QE has created asset price booms, but historically high excess bank reserves are still generally not being lent, and monetary velocity remains relatively low. But last spring, we witnessed the first tangible sign that the Fed may be trapped in its current posture. The Fed cannot retreat due to excessive debt in the system, the fragility of major financial institutions (still opaque and overleveraged) and the prospect that a collapse of bond prices could lead to a quick, deep recession. This situation may be the early stages of a phase in which the Fed is afraid to act because it has the “tiger by the tail,” and perhaps is beginning to realize that the current situation carries significant risks. QE has not generated a sharp upsurge of sustaining and self-reinforcing growth thus far. What it has done is lift stock and asset prices and exacerbate inequality. If investors lose confidence in paper money, as evidenced by either a hard sell-off in one of the major currencies or a sharp fall in bond prices, the Fed and other major central bankers will be in a pickle. If they stop QE and/or raise short-term rates to deal with the loss of confidence, it could throw global markets into a tailspin and the worldwide economy into a severe new recession. However, if they try to deal with the loss of confidence by stepping up QE or keeping interest rates at zero, there could be an explosion in commodity and other asset prices and a sharp acceleration in inflation. What would be the “exit” from extraordinary Fed policy at that point? The current, benign-looking environment (low inflation and

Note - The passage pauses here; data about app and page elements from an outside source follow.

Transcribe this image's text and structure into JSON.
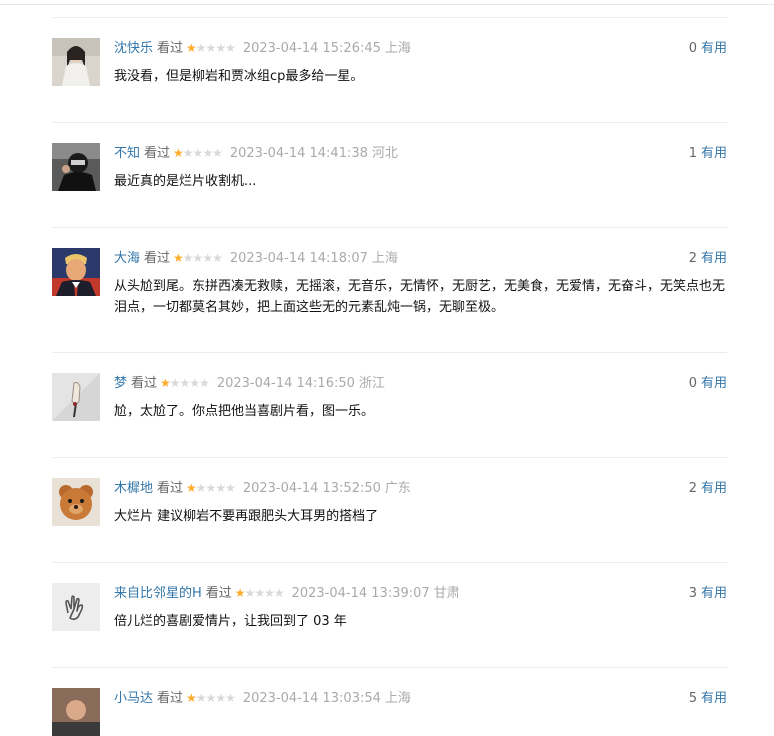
{
  "comments": [
    {
      "user": "沈快乐",
      "status": "看过",
      "rating": 1,
      "time": "2023-04-14 15:26:45",
      "location": "上海",
      "votes": "0",
      "useful_label": "有用",
      "text": "我没看，但是柳岩和贾冰组cp最多给一星。",
      "avatar_desc": "woman-photo-avatar"
    },
    {
      "user": "不知",
      "status": "看过",
      "rating": 1,
      "time": "2023-04-14 14:41:38",
      "location": "河北",
      "votes": "1",
      "useful_label": "有用",
      "text": "最近真的是烂片收割机...",
      "avatar_desc": "masked-person-avatar"
    },
    {
      "user": "大海",
      "status": "看过",
      "rating": 1,
      "time": "2023-04-14 14:18:07",
      "location": "上海",
      "votes": "2",
      "useful_label": "有用",
      "text": "从头尬到尾。东拼西凑无救赎，无摇滚，无音乐，无情怀，无厨艺，无美食，无爱情，无奋斗，无笑点也无泪点，一切都莫名其妙，把上面这些无的元素乱炖一锅，无聊至极。",
      "avatar_desc": "man-in-suit-avatar"
    },
    {
      "user": "梦",
      "status": "看过",
      "rating": 1,
      "time": "2023-04-14 14:16:50",
      "location": "浙江",
      "votes": "0",
      "useful_label": "有用",
      "text": "尬，太尬了。你点把他当喜剧片看，图一乐。",
      "avatar_desc": "hand-photo-avatar"
    },
    {
      "user": "木樨地",
      "status": "看过",
      "rating": 1,
      "time": "2023-04-14 13:52:50",
      "location": "广东",
      "votes": "2",
      "useful_label": "有用",
      "text": "大烂片 建议柳岩不要再跟肥头大耳男的搭档了",
      "avatar_desc": "teddy-bear-avatar"
    },
    {
      "user": "来自比邻星的H",
      "status": "看过",
      "rating": 1,
      "time": "2023-04-14 13:39:07",
      "location": "甘肃",
      "votes": "3",
      "useful_label": "有用",
      "text": "倍儿烂的喜剧爱情片，让我回到了 03 年",
      "avatar_desc": "hand-gesture-avatar"
    },
    {
      "user": "小马达",
      "status": "看过",
      "rating": 1,
      "time": "2023-04-14 13:03:54",
      "location": "上海",
      "votes": "5",
      "useful_label": "有用",
      "text": "",
      "avatar_desc": "photo-avatar"
    }
  ],
  "colors": {
    "link": "#3377aa",
    "star": "#ffac2d",
    "meta_gray": "#aaaaaa"
  }
}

stable economies) is by no means ordained to be the permanent state of things. At the moment, “tapering” is expected to get underway, but that prospect represents a tentative, slight diminution of bond-buying. It contains no real promise of normalizing monetary conditions. If the economy does not light up, the impact of another year of full-bore QE is impossible to predict. Five years and $4 trillion have created economic and moral distortions but very little sustainable value. Maybe the sixth year will produce the “riot point.” Nobody knows, including the Fed.

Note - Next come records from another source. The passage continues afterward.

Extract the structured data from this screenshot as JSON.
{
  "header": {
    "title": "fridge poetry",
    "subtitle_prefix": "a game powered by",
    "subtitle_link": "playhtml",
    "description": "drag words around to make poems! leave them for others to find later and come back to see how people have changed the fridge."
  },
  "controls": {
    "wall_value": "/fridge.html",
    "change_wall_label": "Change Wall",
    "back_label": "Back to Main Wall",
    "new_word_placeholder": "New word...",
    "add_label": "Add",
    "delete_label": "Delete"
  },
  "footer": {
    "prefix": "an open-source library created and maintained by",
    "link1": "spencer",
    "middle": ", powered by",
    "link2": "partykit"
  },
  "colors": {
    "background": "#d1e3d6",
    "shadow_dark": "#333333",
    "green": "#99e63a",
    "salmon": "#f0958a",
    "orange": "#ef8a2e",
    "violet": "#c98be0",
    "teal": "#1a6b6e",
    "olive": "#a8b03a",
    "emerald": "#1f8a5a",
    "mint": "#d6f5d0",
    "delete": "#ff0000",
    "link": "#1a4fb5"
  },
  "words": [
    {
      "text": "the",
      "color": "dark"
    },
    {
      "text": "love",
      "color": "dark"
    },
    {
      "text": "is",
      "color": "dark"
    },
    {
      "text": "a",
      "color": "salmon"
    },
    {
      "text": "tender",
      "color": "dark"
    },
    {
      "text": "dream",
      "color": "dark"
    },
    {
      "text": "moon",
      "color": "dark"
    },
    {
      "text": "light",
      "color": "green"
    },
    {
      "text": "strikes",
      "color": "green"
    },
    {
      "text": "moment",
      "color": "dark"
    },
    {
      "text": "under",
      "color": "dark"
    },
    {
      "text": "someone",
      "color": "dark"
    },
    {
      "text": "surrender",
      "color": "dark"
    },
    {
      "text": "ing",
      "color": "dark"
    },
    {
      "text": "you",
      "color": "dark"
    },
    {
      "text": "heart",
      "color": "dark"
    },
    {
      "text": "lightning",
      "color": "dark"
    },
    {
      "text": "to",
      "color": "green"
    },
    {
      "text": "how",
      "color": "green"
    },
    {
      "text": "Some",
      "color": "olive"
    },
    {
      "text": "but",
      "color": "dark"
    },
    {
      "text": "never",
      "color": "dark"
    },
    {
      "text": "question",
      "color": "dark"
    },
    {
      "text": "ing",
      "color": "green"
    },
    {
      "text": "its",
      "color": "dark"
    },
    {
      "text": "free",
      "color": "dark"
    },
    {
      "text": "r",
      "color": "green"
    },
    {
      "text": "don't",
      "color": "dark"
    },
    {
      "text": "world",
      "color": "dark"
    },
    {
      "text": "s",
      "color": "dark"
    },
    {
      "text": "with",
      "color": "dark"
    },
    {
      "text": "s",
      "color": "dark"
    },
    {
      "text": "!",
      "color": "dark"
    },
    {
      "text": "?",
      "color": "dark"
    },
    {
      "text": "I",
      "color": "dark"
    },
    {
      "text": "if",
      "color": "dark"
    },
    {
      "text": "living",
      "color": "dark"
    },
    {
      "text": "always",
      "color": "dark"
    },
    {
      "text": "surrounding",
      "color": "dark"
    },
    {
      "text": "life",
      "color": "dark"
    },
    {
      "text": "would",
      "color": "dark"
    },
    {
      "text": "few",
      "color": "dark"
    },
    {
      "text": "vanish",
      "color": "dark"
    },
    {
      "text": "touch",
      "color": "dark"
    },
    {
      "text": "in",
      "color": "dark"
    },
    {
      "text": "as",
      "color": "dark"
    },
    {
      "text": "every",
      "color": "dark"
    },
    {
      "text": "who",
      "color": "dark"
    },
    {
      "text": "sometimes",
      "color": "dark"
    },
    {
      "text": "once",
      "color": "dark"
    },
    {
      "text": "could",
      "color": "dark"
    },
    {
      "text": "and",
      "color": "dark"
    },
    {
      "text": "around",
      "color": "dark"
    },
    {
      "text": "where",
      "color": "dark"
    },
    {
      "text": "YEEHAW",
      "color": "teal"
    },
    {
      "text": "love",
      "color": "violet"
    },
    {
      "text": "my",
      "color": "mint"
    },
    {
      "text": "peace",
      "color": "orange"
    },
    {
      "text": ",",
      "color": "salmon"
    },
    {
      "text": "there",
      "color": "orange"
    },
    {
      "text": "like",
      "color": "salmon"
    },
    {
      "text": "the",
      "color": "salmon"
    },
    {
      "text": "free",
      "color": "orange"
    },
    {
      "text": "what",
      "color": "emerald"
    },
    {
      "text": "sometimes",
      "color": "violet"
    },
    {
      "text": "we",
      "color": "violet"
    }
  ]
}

As we and others have said, the Fed is overly reliant upon models that do not account for real-world elements of instruments, markets and traders in the derivatives age. Models cannot possibly take into account unpredictable interactions among huge positions and traders in new and very complicated instruments. Thus, the Fed should be careful, humble and conservative. Instead, it is just blithely plowing ahead as if it knows exactly what is going on. Intelligent captains sail uncharted waters with extra caution and high alert; only fools think that each mile they sail without sinking the vessel further demonstrates that they are wise and the naysayers were fools. This is a formula for destruction. The crash of 2008 should have been smoking-gun evidence of the folly of this approach, but every mistake leading up to the crash, especially excessive and “invisible” leverage and interest rates that were too low, has been doubled down upon in the years since.